Strain through a fine-mesh strainer (then strain again through a cheesecloth for a really clean stock). I freeze in 1 to 3 cups increments in glass jars or tupperware containers (don't forget to label with a date!). I just skim the fat off the top when I defrost - when its about half way defrosted (so still partially frozen and quite cold) its pretty easy to just scrape/skim any congealed fat off the top.
Wednesday, August 4, 2010
Normally I am not such a wimp about the heat - I grew up in Houston, Texas for crying out loud and survived two years of life in Phoenix, Arizona and four months in India with the heat generally not making me want to kill myself. In fact, I used to kinda like the heat. It was different this time though, cause I'm pregnant. Which is another reason I didn't cook a damn thing all month. Because really, with blinding nausea and an aversion to seemingly all food, all I wanted to eat was cold cereal and peaches with plain yogurt.

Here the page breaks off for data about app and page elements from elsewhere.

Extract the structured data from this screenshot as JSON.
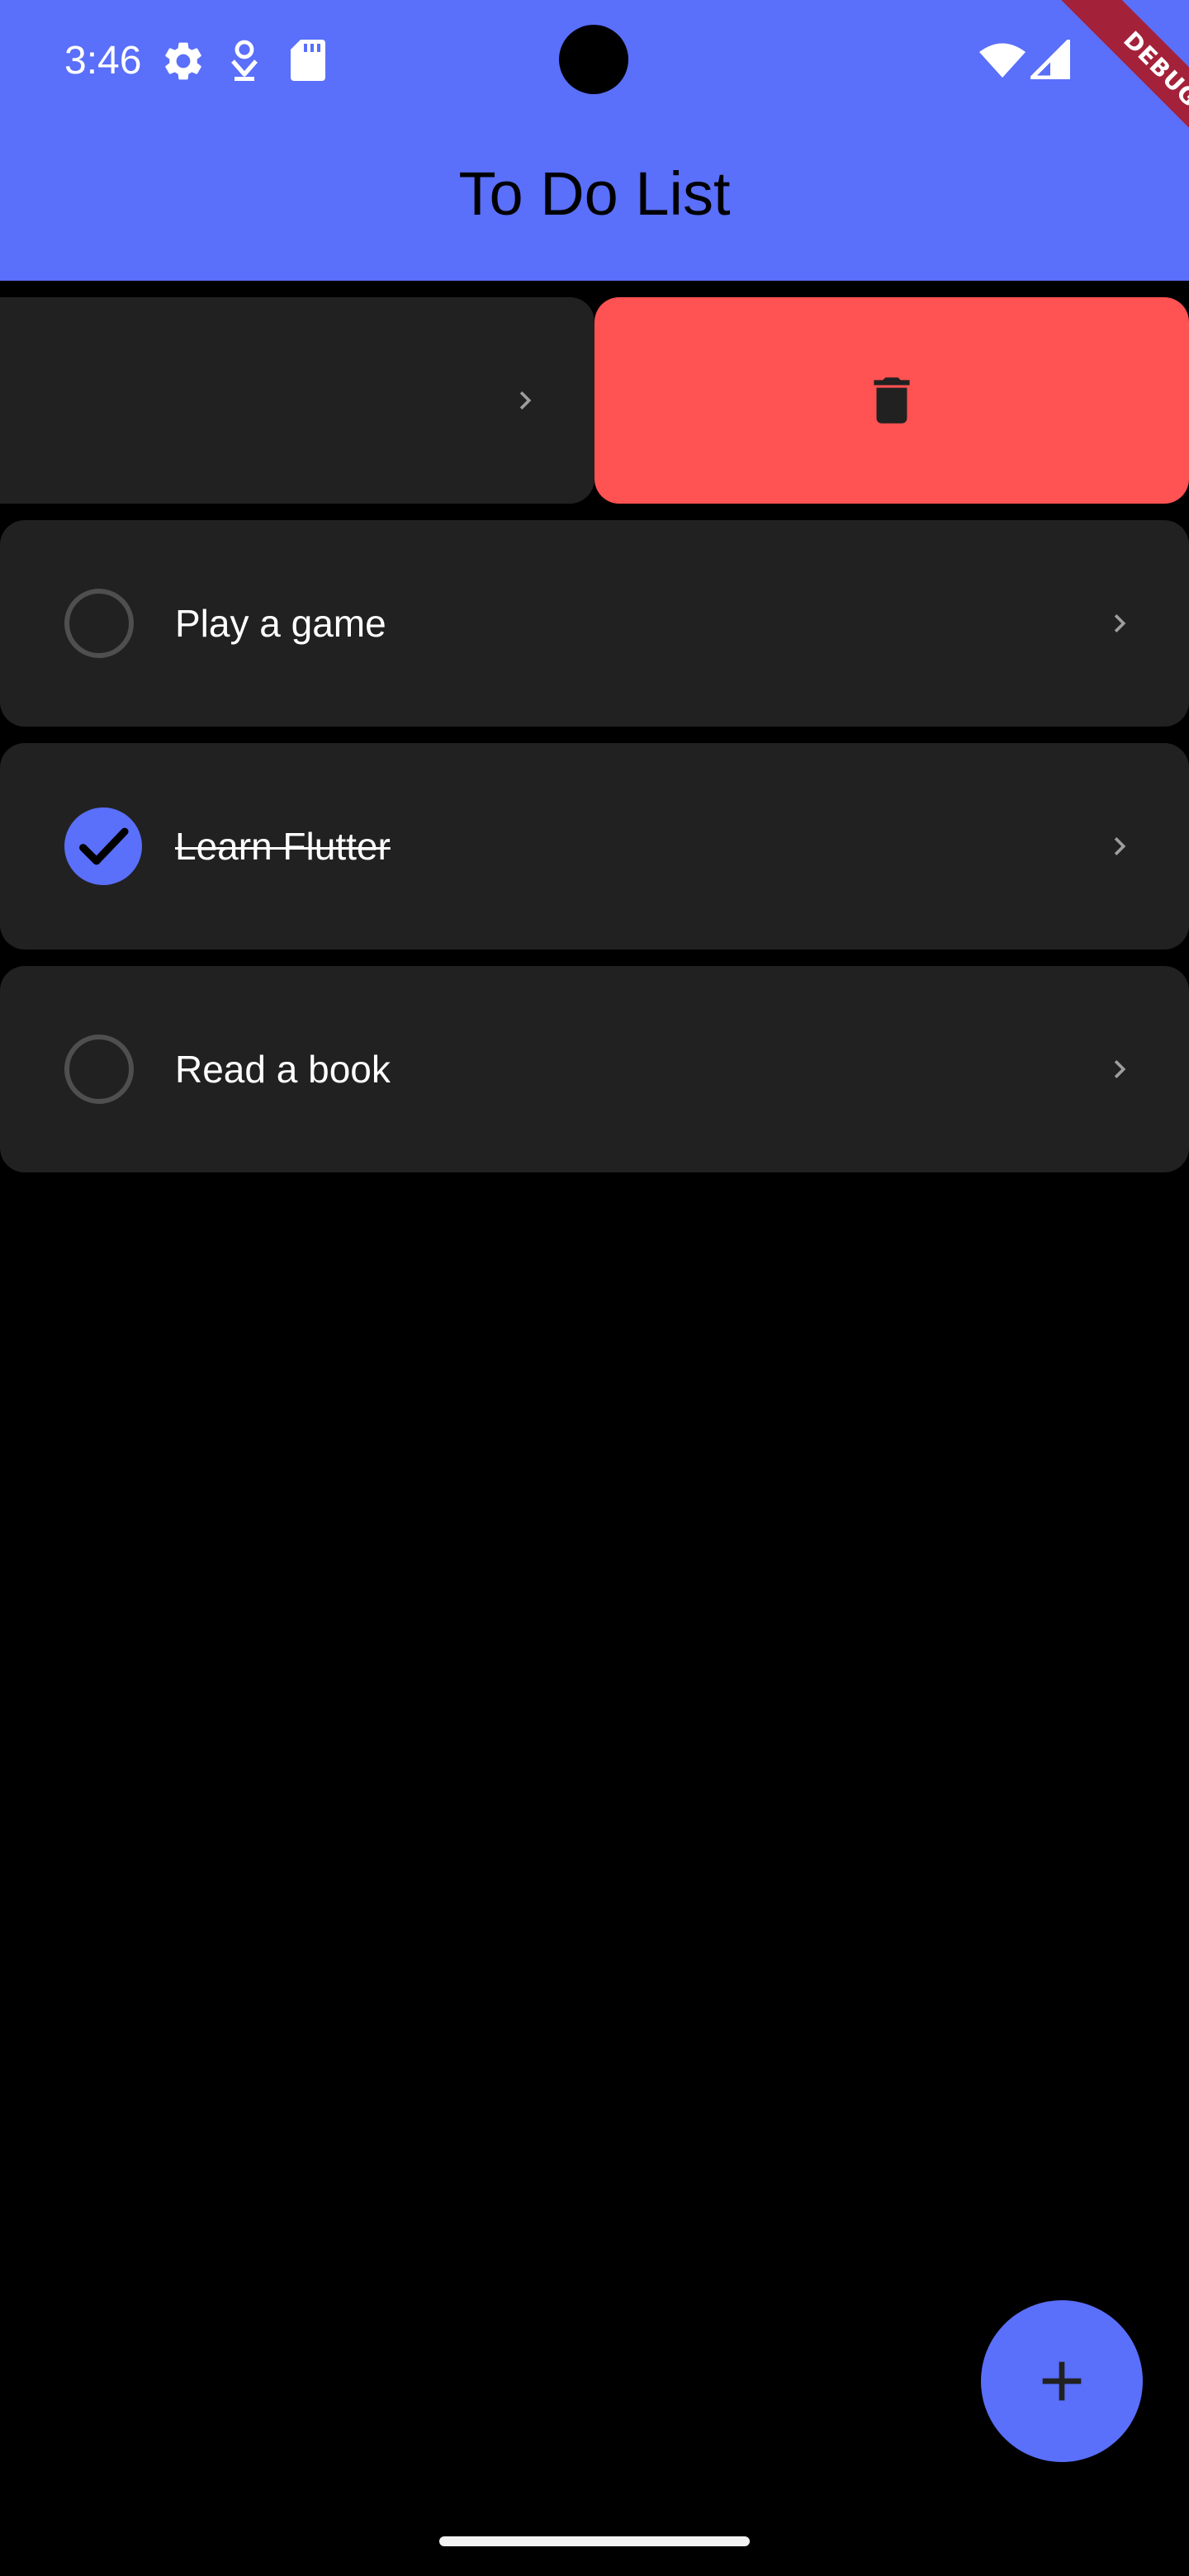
{
  "status_bar": {
    "time": "3:46",
    "icons": [
      "settings-icon",
      "notification-icon",
      "sd-card-icon",
      "wifi-icon",
      "signal-icon"
    ]
  },
  "debug_banner": "DEBUG",
  "app_bar": {
    "title": "To Do List",
    "color": "#5a6ffa"
  },
  "swiped_item": {
    "label": "",
    "action_icon": "trash-icon",
    "action_color": "#ff5252"
  },
  "todos": [
    {
      "label": "Play a game",
      "done": false
    },
    {
      "label": "Learn Flutter",
      "done": true
    },
    {
      "label": "Read a book",
      "done": false
    }
  ],
  "fab": {
    "icon": "plus-icon"
  }
}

However, sanity has been restored to the universe. The beautiful Berlin summer is here - blue skies with the occasional rain and temps more around 78 - and my pregnancy symptoms are starting to fade. So now I can actually enjoy some of the beautiful summer food I have been seeing all over the place - like Corn. I re-entered the kitchen with a super quick and easy soup (take that heat! soup!) which I had been craving like nobody's business. Decent fresh corn is not as readily available in Berlin as it is in the States (you can find it, but I couldn't on the day that I decided I must have this soup)...so I had to use canned. But no matter - you should use fresh sweet corn from the cob and your soup will be all the better for it - but in the meantime know that this is a great recipe that can be made year round with canned or frozen corn as well. Its cheap and quick and filling and makes a great late summer meal.
Simple Corn Chowder
1 small onion, minced
1 yellow bell pepper, diced
2 medium stalks celery, diced
about 4 cups corn kernels - either fresh, frozen, or canned
2 1/2 cups 1% milk
2 slices bacon (or more if you really feel like it - you could do a slice per serving. this recipe probably makes 4 to 6 servings depending on how big you make them)
1 1/2 cups sharp cheddar cheese, shredded
sea salt and fresh ground pepper
In a blend, blend half of the corn and 1 cup of the milk until smooth. Set aside.
In the bottom of a large dutch oven, cook the bacon until crispy. Remove and set aside.
Add the diced onion, pepper and celery. Add a bit of salt. Cook over medium-low heat until the onions are translucent and the veggies are all soft. Add the rest of the corn and cook for another couple of minutes.
Add the blended corn mixture and the rest of the milk. Slowly stir in the shredded cheese until all combined. Taste and add salt and pepper to your taste.
You can either serve it as is - thick and chunky or you can blend it to your preferred consistency with an immersion blender. I blended it just a tad once it was all done, but still left it fairly chunky and thought that combined all the flavors really well (especially the celery).
Crumble the cooked bacon over each bowl and enjoy :)